Reader el asked me to write a post on the trajectory of anti-Semitism in the Soviet Union, and I’m happy to oblige.
The revolution of 1917 was welcomed by most Jews. The Russian Empire had been violently anti-Semitic. The Jews were only permitted to reside in the Pale of Settlement, their access to education and entrance into professions was severely constrained. The tsarist government encouraged pogroms that kept the Jews in constant fear for their lives. In my own family, we had a scientist, a brilliant mathematician, who had to renounce his religion and convert to Christianity in order to continue pursuing his research.
When the revolution took place, the absolute majority of Jews was extremely happy (Ayn Rand was an exception.) Now they had full rights and nobody discriminated against them.The opposite often took place. When the first round of cleansings started in the mid-1920s, Jews were pretty much the only people who had nothing to worry about. In case you don’t know, a cleansing was a process of investigating every person’s antecedents. Those who had a rich relative, a business-owner of some sort in their family, or, God forbid, an aristocrat (no matter how far removed) would lose their jobs and be ostracized in the first round of cleansings. In the second round, they would be sent to the concentration camps or exterminated. For the Jews, cleansings represented no danger. They were all dirt-poor and in opposition to tsarism. The best thing you could be during the cleansings was a Jew.
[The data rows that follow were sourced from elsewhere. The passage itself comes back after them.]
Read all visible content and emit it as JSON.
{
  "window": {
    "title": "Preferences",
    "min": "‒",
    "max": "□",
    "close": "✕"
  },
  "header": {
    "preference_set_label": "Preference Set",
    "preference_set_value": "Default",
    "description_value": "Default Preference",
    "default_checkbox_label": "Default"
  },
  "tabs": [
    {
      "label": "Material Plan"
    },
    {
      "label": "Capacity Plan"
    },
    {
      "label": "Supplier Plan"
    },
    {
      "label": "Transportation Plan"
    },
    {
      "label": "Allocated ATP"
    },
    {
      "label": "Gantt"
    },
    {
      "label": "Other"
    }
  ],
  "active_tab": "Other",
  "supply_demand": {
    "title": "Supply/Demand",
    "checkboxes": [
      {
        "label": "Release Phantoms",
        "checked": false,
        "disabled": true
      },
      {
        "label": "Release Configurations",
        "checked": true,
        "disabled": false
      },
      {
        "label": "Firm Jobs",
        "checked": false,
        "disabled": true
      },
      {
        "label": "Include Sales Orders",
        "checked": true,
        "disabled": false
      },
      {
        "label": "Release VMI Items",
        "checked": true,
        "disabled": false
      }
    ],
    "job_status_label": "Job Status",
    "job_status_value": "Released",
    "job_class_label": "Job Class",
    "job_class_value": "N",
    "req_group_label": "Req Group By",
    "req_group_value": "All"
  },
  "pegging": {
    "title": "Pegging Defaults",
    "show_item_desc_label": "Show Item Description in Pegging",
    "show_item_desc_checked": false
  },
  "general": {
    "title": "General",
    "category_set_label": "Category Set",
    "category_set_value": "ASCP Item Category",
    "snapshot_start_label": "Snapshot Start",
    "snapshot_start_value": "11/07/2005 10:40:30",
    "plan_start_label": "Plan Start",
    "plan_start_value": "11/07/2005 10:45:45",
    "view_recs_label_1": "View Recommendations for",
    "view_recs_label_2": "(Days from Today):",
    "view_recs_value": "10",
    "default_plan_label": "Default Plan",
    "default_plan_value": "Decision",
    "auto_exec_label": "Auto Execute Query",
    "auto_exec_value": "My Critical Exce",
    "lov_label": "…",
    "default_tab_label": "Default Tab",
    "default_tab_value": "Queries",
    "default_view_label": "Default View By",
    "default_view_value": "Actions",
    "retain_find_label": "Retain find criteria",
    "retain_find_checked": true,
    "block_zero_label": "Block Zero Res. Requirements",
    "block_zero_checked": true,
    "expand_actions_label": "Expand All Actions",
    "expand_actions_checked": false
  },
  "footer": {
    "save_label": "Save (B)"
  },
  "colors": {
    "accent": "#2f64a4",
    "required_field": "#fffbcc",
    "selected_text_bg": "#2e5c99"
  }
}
Right after the revolution and until the end of World War II, the Jewish culture experienced a veritable boom in the Soviet Union. There were dozens of newspapers and magazines in Yiddish. Every major city had a Jewish theater of its own. Jews could have great careers and any kind of education they wanted. In case you haven’t read the story of my Jewish great-grandmother, who went from an illiterate family in a shtetl to a position of great responsibility, you can find it here.
There was a price for all this, of course. In return for these great things, Jews had to abandon their religion. This wasn’t discriminatory, though, because everybody was expected to move away from religious practices. Exploited and degraded for centuries by corrupt priests, the former Christians of the Soviet Union forgot the religion they never really perceived as their own very easily. The Jews followed suit. They found non-religious ways of preserving their identity and practice their culture.
The popular anti-Semitism of the Russian Empire was eradicated during the first decades of the USSR’s existence. If a kid made an anti-Semitic joke at school, for example, that kid was berated and ridiculed forever. Among adults, an anti-Semite was perceived as a counter-revolutionary (once again, because the Jews were seen as extremely pro-revolution). By 1940s, people of the Soviet Union didn’t even know, for the most part, that it was possible to be anti-Semitic.
In my next post, I will tell you how this all came to an end, and why the USSR became profoundly anti-Semitic (both on the level of the government and among people at large) right after the Soviet Union defeated Nazism in 1945 and liberated the European Jews from German concentration camps.